> _WORK ITEM_
The entries below are to be repeated exactly, and their pictures left out.

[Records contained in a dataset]
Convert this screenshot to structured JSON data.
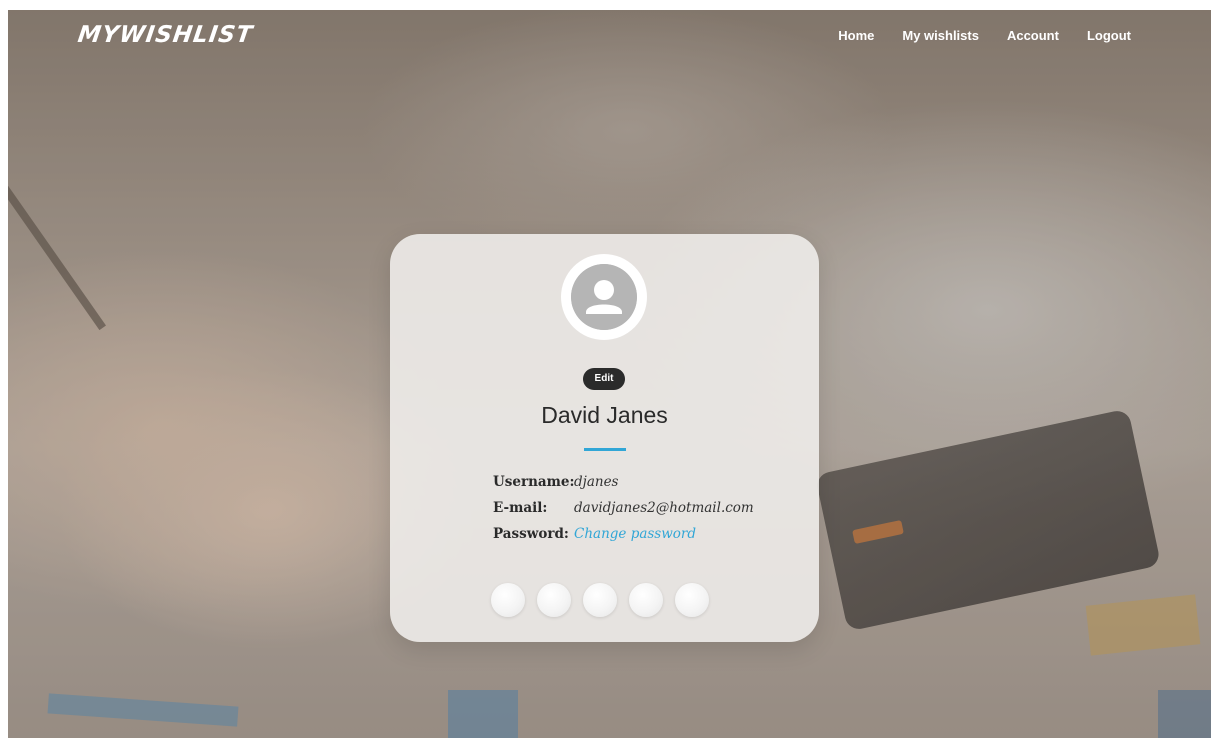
{
  "brand": {
    "name": "MYWISHLIST"
  },
  "nav": {
    "items": [
      {
        "label": "Home"
      },
      {
        "label": "My wishlists"
      },
      {
        "label": "Account"
      },
      {
        "label": "Logout"
      }
    ]
  },
  "profile": {
    "avatar_icon": "user-avatar-icon",
    "edit_label": "Edit",
    "name": "David Janes",
    "fields": {
      "username_label": "Username:",
      "username_value": "djanes",
      "email_label": "E-mail:",
      "email_value": "davidjanes2@hotmail.com",
      "password_label": "Password:",
      "password_link": "Change password"
    },
    "social_buttons": 5
  },
  "colors": {
    "accent": "#31a6d6",
    "edit_button": "#2b2b2b",
    "card": "#f0eeec"
  }
}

> _REPLY_
Convert this screenshot to structured JSON data.
{
  "brand": {
    "name": "MYWISHLIST"
  },
  "nav": {
    "items": [
      {
        "label": "Home"
      },
      {
        "label": "My wishlists"
      },
      {
        "label": "Account"
      },
      {
        "label": "Logout"
      }
    ]
  },
  "profile": {
    "avatar_icon": "user-avatar-icon",
    "edit_label": "Edit",
    "name": "David Janes",
    "fields": {
      "username_label": "Username:",
      "username_value": "djanes",
      "email_label": "E-mail:",
      "email_value": "davidjanes2@hotmail.com",
      "password_label": "Password:",
      "password_link": "Change password"
    },
    "social_buttons": 5
  },
  "colors": {
    "accent": "#31a6d6",
    "edit_button": "#2b2b2b",
    "card": "#f0eeec"
  }
}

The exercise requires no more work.